Broward’s SMART Bond

Broward County Public Schools, and the superintendent specifically, has taken some heat over the SMART $800M bond secured with landslide support on November 4th, 2014.  

We are approaching the two-year anniversary of this loud vote of confidence displayed by Broward’s residents, however, there is a feeling that things are moving too slowly and more progress should have been made by now.  

Things to know:

  • SMART stands for Safety, Music, Arts, Athletics, Renovations, and Technology.  This General Obligation Bond must be used for capital improvements and has been dedicated to enhancing the learning environment.  
  • A bond is basically a loan of which we, the taxpayer, is funding.  The district decided the value of what needs to be done and asked if they could borrow it, from us…the homeowners of Broward County.  This is a 30-year bond, so they have until 2045 to pay it back.  
  • The 2008 market crash did not spare schools.  The legislature cut more than 25% for support to schools for capital improvements from tax-paying home owners in Broward.  That amounted to a much greater loss when we consider how many of those homes then went into foreclosure, abandoned by homeowners.  
  • $800M sounds like a lot, but it really isn’t.  Considering that we have 337 schools (including 101 charter schools) as the 6th largest district in the nation.  40% of them are 25 years old, with an average age is 27 years old.  Would you live in a house for 25 years without having to replace roofs, A/C units, plumbing, etc.?  The district also need to bring things up to the speed of 21st Century learning expectations, especially technology.  
  • The bond is issued over a 5-year period and is used in phases.  The projects are slated for completion by 2021.  If all these projects initiated at once it would deplete our resources as a community. That means pray you didn’t have a pipe burst in your home because there would be no plumbers to come to your aid.
  • There is a Community Bond Oversight committee established to create transparency and advise the process.  

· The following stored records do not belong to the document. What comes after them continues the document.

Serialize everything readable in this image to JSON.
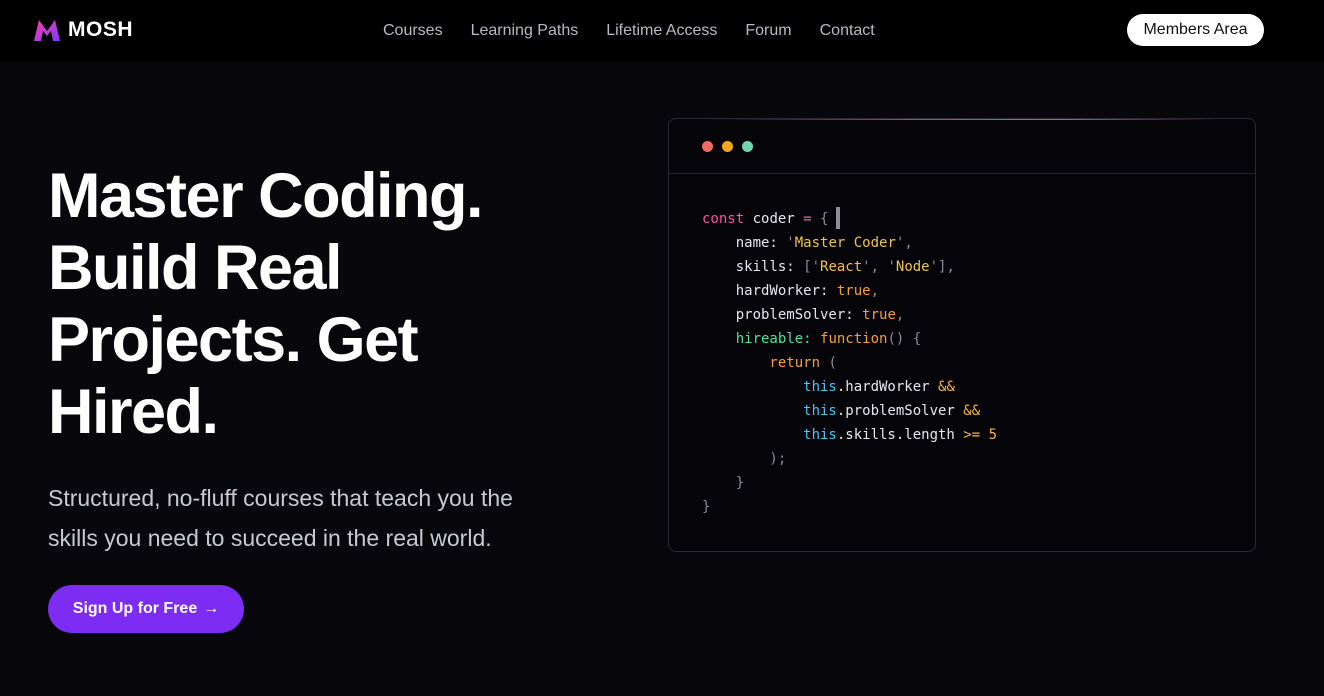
{
  "brand": {
    "name": "MOSH"
  },
  "nav": {
    "links": [
      "Courses",
      "Learning Paths",
      "Lifetime Access",
      "Forum",
      "Contact"
    ],
    "members_label": "Members Area"
  },
  "hero": {
    "title_lines": [
      "Master Coding.",
      "Build Real",
      "Projects. Get",
      "Hired."
    ],
    "subtitle_lines": [
      "Structured, no-fluff courses that teach you the",
      "skills you need to succeed in the real world."
    ],
    "cta_label": "Sign Up for Free",
    "cta_icon": "arrow-right-icon"
  },
  "code_card": {
    "window_dots": [
      "#ee6b5f",
      "#f5a524",
      "#6fd6b0"
    ],
    "lines": [
      [
        {
          "t": "const",
          "c": "kw"
        },
        {
          "t": " coder ",
          "c": ""
        },
        {
          "t": "=",
          "c": "op"
        },
        {
          "t": " {",
          "c": "br"
        },
        {
          "t": "",
          "c": "caret"
        }
      ],
      [
        {
          "t": "    name: ",
          "c": ""
        },
        {
          "t": "'",
          "c": "br"
        },
        {
          "t": "Master Coder",
          "c": "str"
        },
        {
          "t": "'",
          "c": "br"
        },
        {
          "t": ",",
          "c": "br"
        }
      ],
      [
        {
          "t": "    skills: ",
          "c": ""
        },
        {
          "t": "['",
          "c": "br"
        },
        {
          "t": "React",
          "c": "str"
        },
        {
          "t": "', '",
          "c": "br"
        },
        {
          "t": "Node",
          "c": "str"
        },
        {
          "t": "'],",
          "c": "br"
        }
      ],
      [
        {
          "t": "    hardWorker: ",
          "c": ""
        },
        {
          "t": "true",
          "c": "bool"
        },
        {
          "t": ",",
          "c": "br"
        }
      ],
      [
        {
          "t": "    problemSolver: ",
          "c": ""
        },
        {
          "t": "true",
          "c": "bool"
        },
        {
          "t": ",",
          "c": "br"
        }
      ],
      [
        {
          "t": "    hireable: ",
          "c": "fnname"
        },
        {
          "t": "function",
          "c": "fn"
        },
        {
          "t": "() {",
          "c": "br"
        }
      ],
      [
        {
          "t": "        return",
          "c": "fn"
        },
        {
          "t": " (",
          "c": "br"
        }
      ],
      [
        {
          "t": "            this",
          "c": "this"
        },
        {
          "t": ".hardWorker ",
          "c": ""
        },
        {
          "t": "&&",
          "c": "andop"
        }
      ],
      [
        {
          "t": "            this",
          "c": "this"
        },
        {
          "t": ".problemSolver ",
          "c": ""
        },
        {
          "t": "&&",
          "c": "andop"
        }
      ],
      [
        {
          "t": "            this",
          "c": "this"
        },
        {
          "t": ".skills.length ",
          "c": ""
        },
        {
          "t": ">=",
          "c": "andop"
        },
        {
          "t": " 5",
          "c": "num"
        }
      ],
      [
        {
          "t": "        );",
          "c": "br"
        }
      ],
      [
        {
          "t": "    }",
          "c": "br"
        }
      ],
      [
        {
          "t": "}",
          "c": "br"
        }
      ]
    ]
  }
}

I didn’t really understand the implications of the above information until I sat through a recent presentation. The reasons we needed the bond in the first place is actually the very same reasons this the most complex public works project in the state. There are over 1400 projects, with varying degrees of complexity and legal hurdles.

There has been a lot of chatter about dissatisfaction with the execution of the project.  What it basically boils down to is that voters overwhelming responded to the district’s cry to fixed crumbling schools.  A year later people wanted to see that it was happening and felt it wasn’t moving fast enough.  

They weren’t entirely wrong.  There were some significant false starts.  The “cone of silence” was violated by the preferred vendor selected to oversee the bond, which led to the proposal process being reinitiated.  Couple that with the abrupt loss of the chief of facilities, with controversy surrounding his replacement, and high turnover in the purchasing department; there were good reasons for a few eyebrows to be raised.

Since these false starts however, there appears to be progress…or at least the district has done a better job of informing us.  Monthly updates are published ( and pushed out to the community in ways we can understand.  Contracts are trickling through the system, quicker/smaller projects are being handled while larger ones are being processed, schools are getting their individual choice-projects done, and 110 of 135 school technology updates are complete. 585 of 1400 projects are in one of the six stages of project cycle, which is about $332M spent so far. The district plans to have 90% of the projects underway by year 5.

A new mobile app is one result I am particularly stoked about.  Not only is it something I can touch and feel that has come out of my taxpaying investment, but it will eventually be a great communication highway for everything from cafeteria fees, attendance and grades to bond utilization updates and school board decisions.  All right in the palm of my hand.

All in all, though none of the delays seem to have been deal-breakers or issues of mismanagement, like those that plagued the district prior to Runcie’s arrival (including the arrest of school board members and a grand jury investigations surrounding construction department mismanagement), they sure aren’t confidence-builders.  Runcie and the board are determined to stay the course, executing this project with the highest level of fidelity and transparency.  Slow and steady wins the race…but for the voters it’s not always the sexiest route.  

What do you think?


More Comments